I long very deeply for the ability to call my mom, in a casual way, just walking around. To talk about our days, thoughts, whatever. So if I could tell my younger self to do anything, I guess it would be to call her. Even if I’d just called her five  minutes before. Call her again. Hear her laugh. Argue with her. Tell her you love her. Hear her call you that nickname that rings in your head even now, almost five years after the last time she ever said it.

 

pushing

holding back

This comic is actually from an assignment in my Comics Studio class. Our first meeting was this past Tuesday, and one of the assignments I gave was to make a comic from first person POV about a moment that changed your life.

Giving birth was a huge life-changing experience for me, in so many ways. This one little moment could be lost in the rest, but I come back to it again and again. I thought I was working as hard as I could. I’d been in labor for so, so, so many hours. I’d already been pushing for an hour and a half at the point the nurse said this to me (and I still had two hours to go).

This feeling of holding back– I have it when faced with jumping into water from a high place, rafting, doing anything that involves physical risk in that way.

Sometimes I think I am brave. Other times not.

I didn’t understand how to push, how could I, having never done it before? No one really tells you what it’s like, and even if they try it’s impossible to understand until you feel it. But I did feel that “pulling back at the last second” thing the nurse chastised me for. I pushed and pushed right up to the edge, and when it felt like the pain would break me I backed off.

How do I learn to push through the unbearable pain, through to the other side? I just do it, I guess.

something something something

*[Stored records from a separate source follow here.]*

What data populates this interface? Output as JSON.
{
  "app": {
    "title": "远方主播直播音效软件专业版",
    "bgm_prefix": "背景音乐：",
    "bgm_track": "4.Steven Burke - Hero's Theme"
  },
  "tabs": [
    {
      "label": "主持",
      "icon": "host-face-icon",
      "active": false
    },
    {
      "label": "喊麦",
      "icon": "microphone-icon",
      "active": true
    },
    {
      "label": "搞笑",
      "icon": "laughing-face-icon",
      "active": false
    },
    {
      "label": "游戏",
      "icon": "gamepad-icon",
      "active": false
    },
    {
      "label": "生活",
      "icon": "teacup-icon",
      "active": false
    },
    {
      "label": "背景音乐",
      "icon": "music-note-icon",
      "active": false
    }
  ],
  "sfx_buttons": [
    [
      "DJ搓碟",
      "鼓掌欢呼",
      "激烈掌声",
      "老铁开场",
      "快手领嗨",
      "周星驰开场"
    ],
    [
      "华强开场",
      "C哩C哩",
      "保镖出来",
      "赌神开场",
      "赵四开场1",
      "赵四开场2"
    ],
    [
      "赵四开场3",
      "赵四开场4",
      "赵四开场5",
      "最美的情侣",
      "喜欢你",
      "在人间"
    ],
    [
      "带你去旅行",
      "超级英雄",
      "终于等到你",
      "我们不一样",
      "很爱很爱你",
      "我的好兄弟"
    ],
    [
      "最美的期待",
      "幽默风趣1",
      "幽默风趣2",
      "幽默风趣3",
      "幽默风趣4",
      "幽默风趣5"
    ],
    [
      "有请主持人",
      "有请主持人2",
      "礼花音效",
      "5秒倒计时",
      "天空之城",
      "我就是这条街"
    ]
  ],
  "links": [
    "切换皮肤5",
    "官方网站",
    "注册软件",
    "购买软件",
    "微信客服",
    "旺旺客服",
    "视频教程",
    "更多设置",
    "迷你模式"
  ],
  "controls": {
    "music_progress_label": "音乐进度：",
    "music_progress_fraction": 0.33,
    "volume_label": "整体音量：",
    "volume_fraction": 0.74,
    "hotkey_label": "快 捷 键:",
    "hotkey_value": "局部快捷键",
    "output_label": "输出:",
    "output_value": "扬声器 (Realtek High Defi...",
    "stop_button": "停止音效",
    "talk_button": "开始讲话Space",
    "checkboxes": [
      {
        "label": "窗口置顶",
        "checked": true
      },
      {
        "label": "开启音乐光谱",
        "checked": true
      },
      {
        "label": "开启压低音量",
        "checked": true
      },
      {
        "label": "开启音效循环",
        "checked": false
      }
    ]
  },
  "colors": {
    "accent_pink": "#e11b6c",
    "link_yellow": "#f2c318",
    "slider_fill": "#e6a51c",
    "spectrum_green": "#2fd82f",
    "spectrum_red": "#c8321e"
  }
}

Last night was the second week of my fall 2017 Comics Studio workshop. It’s the third time I’ve taught this class, and it’s different every time.

One of the exercises from last night was:

“Draw a comic that answers the following questions,
1. What is fear?
2. Where is it located?
3. How do you conquer it?”

I often participate in these exercises along with the students. Here is what I made for this one:

fear.jpeg

Even though I plan the exercises, I am often surprised at what comes out of them. My students are thoughtful and creative and brave. They come up with things I never would have expected. They inspire me, and I try to be as in the moment as they are, only drawing what comes to me in that moment.

Try this exercise, if you like.

What is fear?
Where is is located?
How do you conquer it?